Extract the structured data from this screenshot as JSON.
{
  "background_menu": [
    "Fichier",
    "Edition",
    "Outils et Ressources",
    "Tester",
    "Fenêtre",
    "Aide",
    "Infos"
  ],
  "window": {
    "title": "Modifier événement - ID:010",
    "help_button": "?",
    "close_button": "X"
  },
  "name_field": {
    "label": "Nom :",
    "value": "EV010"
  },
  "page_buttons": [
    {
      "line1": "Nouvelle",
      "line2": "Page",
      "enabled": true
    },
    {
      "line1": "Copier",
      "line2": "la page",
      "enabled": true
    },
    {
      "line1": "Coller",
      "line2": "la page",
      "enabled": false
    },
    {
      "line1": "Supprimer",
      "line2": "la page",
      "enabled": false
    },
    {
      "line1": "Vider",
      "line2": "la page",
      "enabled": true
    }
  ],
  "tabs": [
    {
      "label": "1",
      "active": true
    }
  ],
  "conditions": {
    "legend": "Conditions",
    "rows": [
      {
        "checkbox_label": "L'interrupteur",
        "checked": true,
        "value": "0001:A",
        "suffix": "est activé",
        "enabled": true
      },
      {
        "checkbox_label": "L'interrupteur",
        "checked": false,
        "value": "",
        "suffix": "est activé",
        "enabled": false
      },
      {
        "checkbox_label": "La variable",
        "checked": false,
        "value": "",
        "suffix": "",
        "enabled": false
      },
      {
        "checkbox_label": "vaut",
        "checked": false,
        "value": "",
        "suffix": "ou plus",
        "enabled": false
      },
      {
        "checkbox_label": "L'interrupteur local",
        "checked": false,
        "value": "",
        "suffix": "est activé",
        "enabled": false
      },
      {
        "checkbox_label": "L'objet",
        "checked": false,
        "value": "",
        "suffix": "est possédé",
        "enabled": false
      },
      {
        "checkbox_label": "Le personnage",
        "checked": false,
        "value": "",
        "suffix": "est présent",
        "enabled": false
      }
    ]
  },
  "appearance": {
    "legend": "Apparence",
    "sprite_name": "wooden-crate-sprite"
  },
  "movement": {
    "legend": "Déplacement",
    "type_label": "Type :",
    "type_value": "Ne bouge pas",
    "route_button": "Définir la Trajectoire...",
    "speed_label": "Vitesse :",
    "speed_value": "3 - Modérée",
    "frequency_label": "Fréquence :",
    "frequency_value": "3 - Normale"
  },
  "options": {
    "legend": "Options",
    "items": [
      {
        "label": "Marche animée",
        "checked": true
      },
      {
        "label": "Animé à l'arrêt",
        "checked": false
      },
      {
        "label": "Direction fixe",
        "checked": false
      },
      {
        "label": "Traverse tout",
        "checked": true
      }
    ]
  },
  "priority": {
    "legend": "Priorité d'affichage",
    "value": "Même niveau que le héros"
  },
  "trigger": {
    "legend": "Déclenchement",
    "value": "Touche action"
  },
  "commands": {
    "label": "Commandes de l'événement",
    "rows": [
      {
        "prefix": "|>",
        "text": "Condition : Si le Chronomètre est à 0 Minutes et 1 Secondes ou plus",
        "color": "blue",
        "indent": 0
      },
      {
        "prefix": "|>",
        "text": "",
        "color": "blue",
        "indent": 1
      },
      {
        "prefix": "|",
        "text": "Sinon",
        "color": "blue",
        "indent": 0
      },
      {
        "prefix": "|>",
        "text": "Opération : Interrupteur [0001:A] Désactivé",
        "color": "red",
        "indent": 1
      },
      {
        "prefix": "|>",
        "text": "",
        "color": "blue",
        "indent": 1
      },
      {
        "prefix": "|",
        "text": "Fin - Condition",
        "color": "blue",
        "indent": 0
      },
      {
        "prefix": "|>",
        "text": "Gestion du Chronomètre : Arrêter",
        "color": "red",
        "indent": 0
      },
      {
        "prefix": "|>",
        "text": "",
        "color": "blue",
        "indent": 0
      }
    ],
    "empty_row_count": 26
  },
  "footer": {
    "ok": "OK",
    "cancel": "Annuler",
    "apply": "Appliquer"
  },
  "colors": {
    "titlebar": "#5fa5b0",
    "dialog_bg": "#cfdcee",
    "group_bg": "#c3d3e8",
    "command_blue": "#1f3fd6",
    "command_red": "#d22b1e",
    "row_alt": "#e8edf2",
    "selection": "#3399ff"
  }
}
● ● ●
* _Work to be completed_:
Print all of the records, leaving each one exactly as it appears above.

* _Output of the exercise_:
Extract the structured data from this screenshot as JSON.
{
  "background_menu": [
    "Fichier",
    "Edition",
    "Outils et Ressources",
    "Tester",
    "Fenêtre",
    "Aide",
    "Infos"
  ],
  "window": {
    "title": "Modifier événement - ID:010",
    "help_button": "?",
    "close_button": "X"
  },
  "name_field": {
    "label": "Nom :",
    "value": "EV010"
  },
  "page_buttons": [
    {
      "line1": "Nouvelle",
      "line2": "Page",
      "enabled": true
    },
    {
      "line1": "Copier",
      "line2": "la page",
      "enabled": true
    },
    {
      "line1": "Coller",
      "line2": "la page",
      "enabled": false
    },
    {
      "line1": "Supprimer",
      "line2": "la page",
      "enabled": false
    },
    {
      "line1": "Vider",
      "line2": "la page",
      "enabled": true
    }
  ],
  "tabs": [
    {
      "label": "1",
      "active": true
    }
  ],
  "conditions": {
    "legend": "Conditions",
    "rows": [
      {
        "checkbox_label": "L'interrupteur",
        "checked": true,
        "value": "0001:A",
        "suffix": "est activé",
        "enabled": true
      },
      {
        "checkbox_label": "L'interrupteur",
        "checked": false,
        "value": "",
        "suffix": "est activé",
        "enabled": false
      },
      {
        "checkbox_label": "La variable",
        "checked": false,
        "value": "",
        "suffix": "",
        "enabled": false
      },
      {
        "checkbox_label": "vaut",
        "checked": false,
        "value": "",
        "suffix": "ou plus",
        "enabled": false
      },
      {
        "checkbox_label": "L'interrupteur local",
        "checked": false,
        "value": "",
        "suffix": "est activé",
        "enabled": false
      },
      {
        "checkbox_label": "L'objet",
        "checked": false,
        "value": "",
        "suffix": "est possédé",
        "enabled": false
      },
      {
        "checkbox_label": "Le personnage",
        "checked": false,
        "value": "",
        "suffix": "est présent",
        "enabled": false
      }
    ]
  },
  "appearance": {
    "legend": "Apparence",
    "sprite_name": "wooden-crate-sprite"
  },
  "movement": {
    "legend": "Déplacement",
    "type_label": "Type :",
    "type_value": "Ne bouge pas",
    "route_button": "Définir la Trajectoire...",
    "speed_label": "Vitesse :",
    "speed_value": "3 - Modérée",
    "frequency_label": "Fréquence :",
    "frequency_value": "3 - Normale"
  },
  "options": {
    "legend": "Options",
    "items": [
      {
        "label": "Marche animée",
        "checked": true
      },
      {
        "label": "Animé à l'arrêt",
        "checked": false
      },
      {
        "label": "Direction fixe",
        "checked": false
      },
      {
        "label": "Traverse tout",
        "checked": true
      }
    ]
  },
  "priority": {
    "legend": "Priorité d'affichage",
    "value": "Même niveau que le héros"
  },
  "trigger": {
    "legend": "Déclenchement",
    "value": "Touche action"
  },
  "commands": {
    "label": "Commandes de l'événement",
    "rows": [
      {
        "prefix": "|>",
        "text": "Condition : Si le Chronomètre est à 0 Minutes et 1 Secondes ou plus",
        "color": "blue",
        "indent": 0
      },
      {
        "prefix": "|>",
        "text": "",
        "color": "blue",
        "indent": 1
      },
      {
        "prefix": "|",
        "text": "Sinon",
        "color": "blue",
        "indent": 0
      },
      {
        "prefix": "|>",
        "text": "Opération : Interrupteur [0001:A] Désactivé",
        "color": "red",
        "indent": 1
      },
      {
        "prefix": "|>",
        "text": "",
        "color": "blue",
        "indent": 1
      },
      {
        "prefix": "|",
        "text": "Fin - Condition",
        "color": "blue",
        "indent": 0
      },
      {
        "prefix": "|>",
        "text": "Gestion du Chronomètre : Arrêter",
        "color": "red",
        "indent": 0
      },
      {
        "prefix": "|>",
        "text": "",
        "color": "blue",
        "indent": 0
      }
    ],
    "empty_row_count": 26
  },
  "footer": {
    "ok": "OK",
    "cancel": "Annuler",
    "apply": "Appliquer"
  },
  "colors": {
    "titlebar": "#5fa5b0",
    "dialog_bg": "#cfdcee",
    "group_bg": "#c3d3e8",
    "command_blue": "#1f3fd6",
    "command_red": "#d22b1e",
    "row_alt": "#e8edf2",
    "selection": "#3399ff"
  }
}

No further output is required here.